Page 297 - Whatever progress one teacher may make in bringing order out of the chaotic elements of a large public school, is arrested by the termination of his school term. His experience is not available to his successor, who does not come into the school until after an interval of weeks or months, and in the mean time the former teacher has left the town or state. The new teacher is a stranger to the children and their parents, is unacquainted with the system pursued by his predecessor, and has himself but...
Page 439 - The President shall preside at all meetings of the Association and of the Board of Directors, and shall perform the duties usually devolving upon a presiding officer.
Page 145 - that one hundred acres should be laid forth and appropriated for a school, for encouragement of the. poorer sort to train up their youth in learning, and Mr. Robert Lenthal, while he continues to teach school, is to have the benefit thereof.
Page 93 - Every pupil who shall, accidentally or otherwise, injure any school property, whether fences, gates, trees or shrubs, or any building or any part thereof; or break any window glass, or injure or destroy any instrument, apparatus or furniture belonging to the school, shall be liable to pay all damages.
Page 329 - ... that are now making for. its evangelization. It is so colored, that all the principal religions of the world, with the countries in which they prevail, and their relation, position, and extent are distinguished at once, together with the principal stations of the various missionary societies in our own and other countries. It is so finished, being on cloth, that it may be easily folded' and conveyed from place to place, and suspended in any large room.
Page 448 - ... most distant ages, and that with as much ease as though they lived in our own age and nation.

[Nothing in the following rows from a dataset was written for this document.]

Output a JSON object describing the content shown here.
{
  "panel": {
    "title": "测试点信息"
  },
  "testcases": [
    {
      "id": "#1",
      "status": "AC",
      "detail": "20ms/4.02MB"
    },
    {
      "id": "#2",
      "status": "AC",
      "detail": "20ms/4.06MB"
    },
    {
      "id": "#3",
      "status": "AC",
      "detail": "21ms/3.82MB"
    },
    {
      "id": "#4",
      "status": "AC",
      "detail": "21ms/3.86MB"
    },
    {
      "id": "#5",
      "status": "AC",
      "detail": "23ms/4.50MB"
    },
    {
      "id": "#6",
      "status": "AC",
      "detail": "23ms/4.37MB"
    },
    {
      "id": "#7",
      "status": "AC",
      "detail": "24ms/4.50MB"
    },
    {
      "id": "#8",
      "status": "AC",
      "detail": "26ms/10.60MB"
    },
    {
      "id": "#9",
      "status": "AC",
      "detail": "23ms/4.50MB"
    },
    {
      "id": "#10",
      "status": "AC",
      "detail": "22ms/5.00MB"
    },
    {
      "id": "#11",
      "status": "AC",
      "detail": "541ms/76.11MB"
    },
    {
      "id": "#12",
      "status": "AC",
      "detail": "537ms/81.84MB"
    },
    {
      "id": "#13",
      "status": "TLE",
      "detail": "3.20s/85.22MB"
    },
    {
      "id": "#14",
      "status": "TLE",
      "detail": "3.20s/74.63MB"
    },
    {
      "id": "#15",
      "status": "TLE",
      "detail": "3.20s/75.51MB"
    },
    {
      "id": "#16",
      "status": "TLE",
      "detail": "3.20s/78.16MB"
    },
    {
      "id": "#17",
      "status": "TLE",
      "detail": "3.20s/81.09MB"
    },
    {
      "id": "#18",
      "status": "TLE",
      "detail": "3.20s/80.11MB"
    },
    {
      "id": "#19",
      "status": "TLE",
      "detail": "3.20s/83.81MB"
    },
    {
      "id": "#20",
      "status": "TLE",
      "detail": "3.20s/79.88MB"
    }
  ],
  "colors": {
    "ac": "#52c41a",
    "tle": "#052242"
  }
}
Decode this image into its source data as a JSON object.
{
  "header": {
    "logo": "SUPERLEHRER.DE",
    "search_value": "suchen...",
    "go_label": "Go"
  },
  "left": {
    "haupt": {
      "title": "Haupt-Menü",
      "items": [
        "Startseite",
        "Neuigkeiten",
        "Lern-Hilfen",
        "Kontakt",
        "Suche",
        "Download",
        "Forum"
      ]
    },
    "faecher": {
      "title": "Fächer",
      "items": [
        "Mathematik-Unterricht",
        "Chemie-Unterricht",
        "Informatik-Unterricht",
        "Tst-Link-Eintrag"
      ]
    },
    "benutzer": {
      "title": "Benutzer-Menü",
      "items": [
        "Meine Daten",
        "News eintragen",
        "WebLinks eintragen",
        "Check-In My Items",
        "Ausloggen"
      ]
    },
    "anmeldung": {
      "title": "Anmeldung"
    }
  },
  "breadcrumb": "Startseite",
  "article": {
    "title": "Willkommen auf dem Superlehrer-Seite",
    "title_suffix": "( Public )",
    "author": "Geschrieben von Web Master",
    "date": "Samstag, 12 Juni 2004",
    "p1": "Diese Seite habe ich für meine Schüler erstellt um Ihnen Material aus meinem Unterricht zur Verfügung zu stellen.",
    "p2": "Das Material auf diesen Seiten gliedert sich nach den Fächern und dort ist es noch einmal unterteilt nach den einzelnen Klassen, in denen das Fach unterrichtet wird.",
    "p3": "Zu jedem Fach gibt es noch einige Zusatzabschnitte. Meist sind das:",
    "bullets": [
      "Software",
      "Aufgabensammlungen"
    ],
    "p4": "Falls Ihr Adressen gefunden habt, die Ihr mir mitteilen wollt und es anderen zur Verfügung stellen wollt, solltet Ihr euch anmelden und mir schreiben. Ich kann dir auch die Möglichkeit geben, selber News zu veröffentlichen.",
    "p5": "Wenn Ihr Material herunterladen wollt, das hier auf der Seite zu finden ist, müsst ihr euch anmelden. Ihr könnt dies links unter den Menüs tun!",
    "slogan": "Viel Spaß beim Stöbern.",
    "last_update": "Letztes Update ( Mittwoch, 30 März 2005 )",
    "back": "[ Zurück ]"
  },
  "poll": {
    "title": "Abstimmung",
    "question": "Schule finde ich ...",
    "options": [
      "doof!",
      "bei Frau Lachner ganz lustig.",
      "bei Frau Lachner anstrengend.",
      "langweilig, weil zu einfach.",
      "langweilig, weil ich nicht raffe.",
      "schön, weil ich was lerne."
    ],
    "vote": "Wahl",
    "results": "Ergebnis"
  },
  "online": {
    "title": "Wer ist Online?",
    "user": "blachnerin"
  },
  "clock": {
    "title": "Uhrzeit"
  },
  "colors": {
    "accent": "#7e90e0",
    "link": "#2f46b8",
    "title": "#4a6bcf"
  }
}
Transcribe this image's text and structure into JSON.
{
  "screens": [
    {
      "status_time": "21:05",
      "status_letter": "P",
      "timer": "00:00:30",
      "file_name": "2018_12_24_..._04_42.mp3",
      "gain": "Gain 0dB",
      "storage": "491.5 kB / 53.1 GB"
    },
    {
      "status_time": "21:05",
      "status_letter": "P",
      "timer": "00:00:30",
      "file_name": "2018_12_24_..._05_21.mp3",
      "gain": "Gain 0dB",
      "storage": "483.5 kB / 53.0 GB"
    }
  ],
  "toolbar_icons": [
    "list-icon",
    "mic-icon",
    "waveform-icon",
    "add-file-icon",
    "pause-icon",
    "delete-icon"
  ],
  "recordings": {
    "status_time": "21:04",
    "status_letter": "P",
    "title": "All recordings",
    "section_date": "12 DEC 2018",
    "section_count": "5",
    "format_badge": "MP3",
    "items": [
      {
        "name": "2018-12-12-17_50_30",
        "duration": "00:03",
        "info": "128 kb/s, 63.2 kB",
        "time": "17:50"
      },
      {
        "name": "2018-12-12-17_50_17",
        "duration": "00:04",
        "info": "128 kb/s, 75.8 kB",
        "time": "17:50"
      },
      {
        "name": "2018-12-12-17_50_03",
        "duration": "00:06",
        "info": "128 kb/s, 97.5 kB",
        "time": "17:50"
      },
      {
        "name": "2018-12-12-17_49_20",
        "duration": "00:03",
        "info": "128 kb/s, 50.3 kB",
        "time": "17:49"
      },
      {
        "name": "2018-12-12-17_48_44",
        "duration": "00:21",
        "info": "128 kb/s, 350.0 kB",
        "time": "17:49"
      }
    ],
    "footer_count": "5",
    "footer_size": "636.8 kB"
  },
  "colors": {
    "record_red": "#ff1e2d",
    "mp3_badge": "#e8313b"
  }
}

By reading of books we may learn something from all parts of mankind ; whereas by observation we learn all from ourselves, and only what comes within our own direct cognizance ; by conversation we can only enjoy the assistance of a very few persons, viz.

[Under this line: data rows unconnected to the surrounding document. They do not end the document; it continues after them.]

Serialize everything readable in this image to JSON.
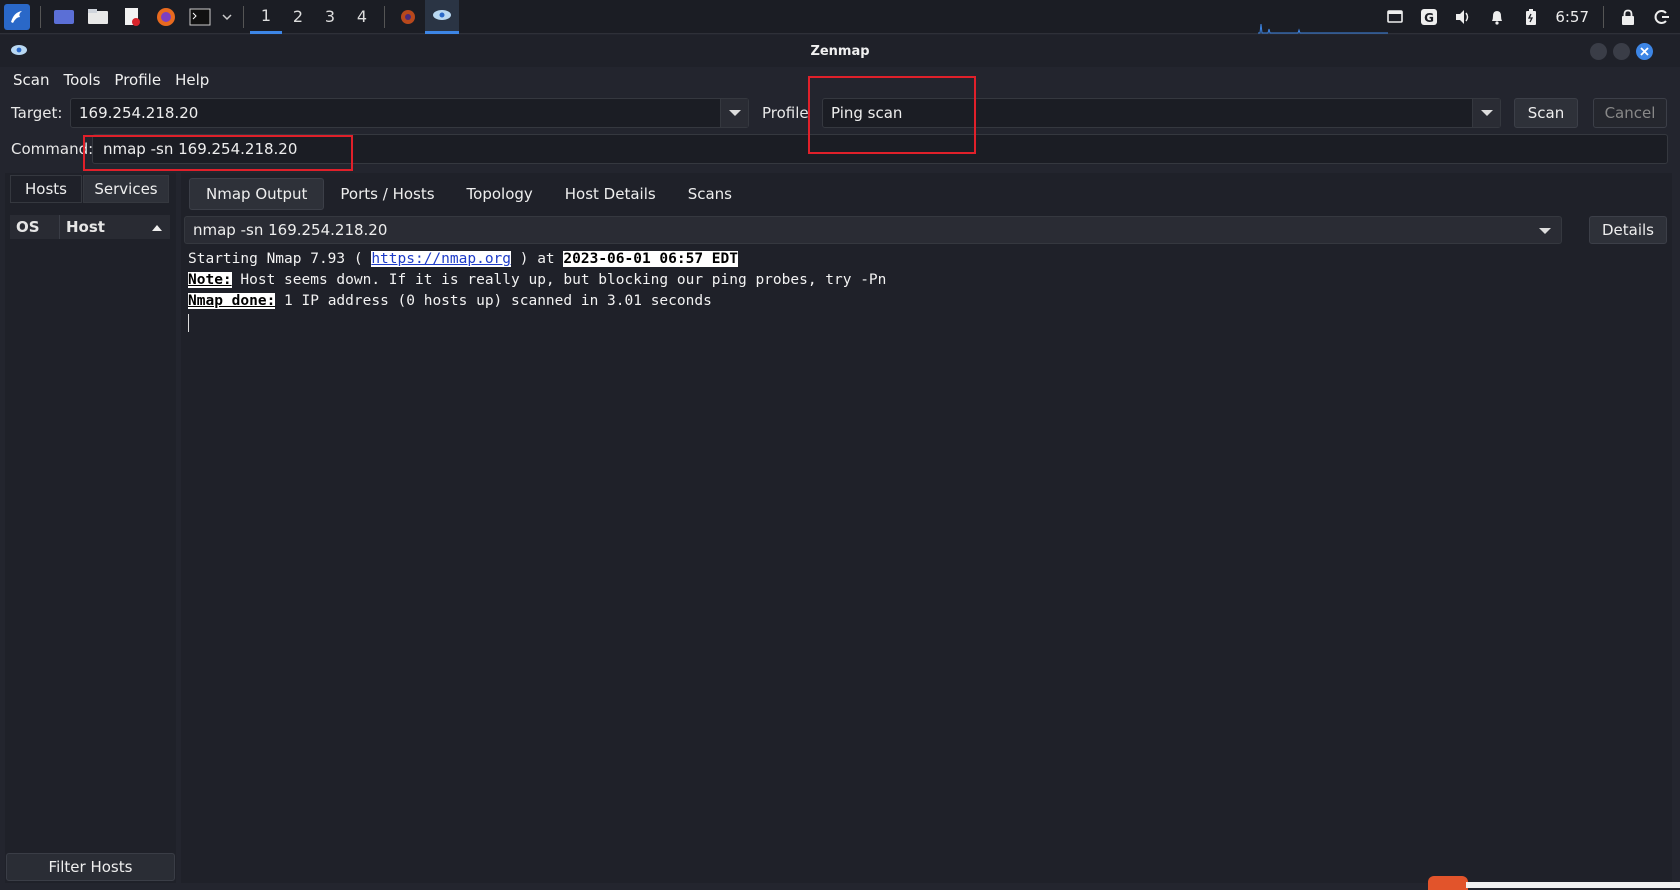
{
  "taskbar": {
    "workspaces": [
      "1",
      "2",
      "3",
      "4"
    ],
    "active_workspace": "1",
    "clock": "6:57"
  },
  "window": {
    "title": "Zenmap"
  },
  "menubar": {
    "items": [
      "Scan",
      "Tools",
      "Profile",
      "Help"
    ]
  },
  "toolbar": {
    "target_label": "Target:",
    "target_value": "169.254.218.20",
    "profile_label": "Profile",
    "profile_value": "Ping scan",
    "scan_label": "Scan",
    "cancel_label": "Cancel",
    "command_label": "Command:",
    "command_value": "nmap -sn 169.254.218.20"
  },
  "left_panel": {
    "hosts_tab": "Hosts",
    "services_tab": "Services",
    "col_os": "OS",
    "col_host": "Host",
    "filter_label": "Filter Hosts"
  },
  "right_panel": {
    "tabs": [
      "Nmap Output",
      "Ports / Hosts",
      "Topology",
      "Host Details",
      "Scans"
    ],
    "active_tab": "Nmap Output",
    "scan_select_value": "nmap -sn 169.254.218.20",
    "details_label": "Details",
    "output": {
      "line1_prefix": "Starting Nmap 7.93 ( ",
      "line1_link": "https://nmap.org",
      "line1_mid": " ) at ",
      "line1_date": "2023-06-01 06:57 EDT",
      "line2_key": "Note:",
      "line2_text": " Host seems down. If it is really up, but blocking our ping probes, try -Pn",
      "line3_key": "Nmap done:",
      "line3_text": " 1 IP address (0 hosts up) scanned in 3.01 seconds"
    }
  },
  "colors": {
    "accent": "#3d86e6",
    "highlight_box": "#e0202a",
    "background": "#23252e"
  }
}
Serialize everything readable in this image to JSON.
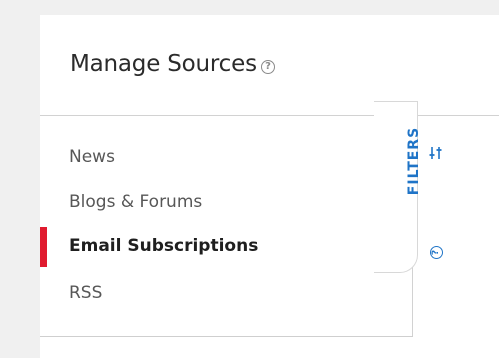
{
  "header": {
    "title": "Manage Sources",
    "help_glyph": "?"
  },
  "sidebar": {
    "items": [
      {
        "label": "News",
        "active": false
      },
      {
        "label": "Blogs & Forums",
        "active": false
      },
      {
        "label": "Email Subscriptions",
        "active": true
      },
      {
        "label": "RSS",
        "active": false
      }
    ]
  },
  "filters": {
    "label": "FILTERS",
    "icon": "sliders-icon",
    "help_icon": "question-circle-icon",
    "help_glyph": "?"
  },
  "colors": {
    "accent": "#1f74c7",
    "active_marker": "#e01b2f",
    "background": "#f0f0f0"
  }
}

Page 299 - ... teacher may be selected with special reference to his ability in arranging the studies, and order of exercises of the school, in administering its discipline, in adapting moral instruction to individual scholars, and superintending the operations of each class-room, so as to secure the harmonious action and progress of every department. The talents and tact required for these and similar duties, are more rarely found than the skill and attainments required to teach successfully a particular study....
Page 449 - Led by this indication, he tried the effect of iodine on that complaint, and the result established the extraordinary fact that this singular substance, taken as a medicine, acts with the utmost promptitude and energy on goitre, dissipating the largest and most inveterate in a short time, and acting (of course with occasional failures, like all other medicines) as a specific or natural antagonist against that odious deformity.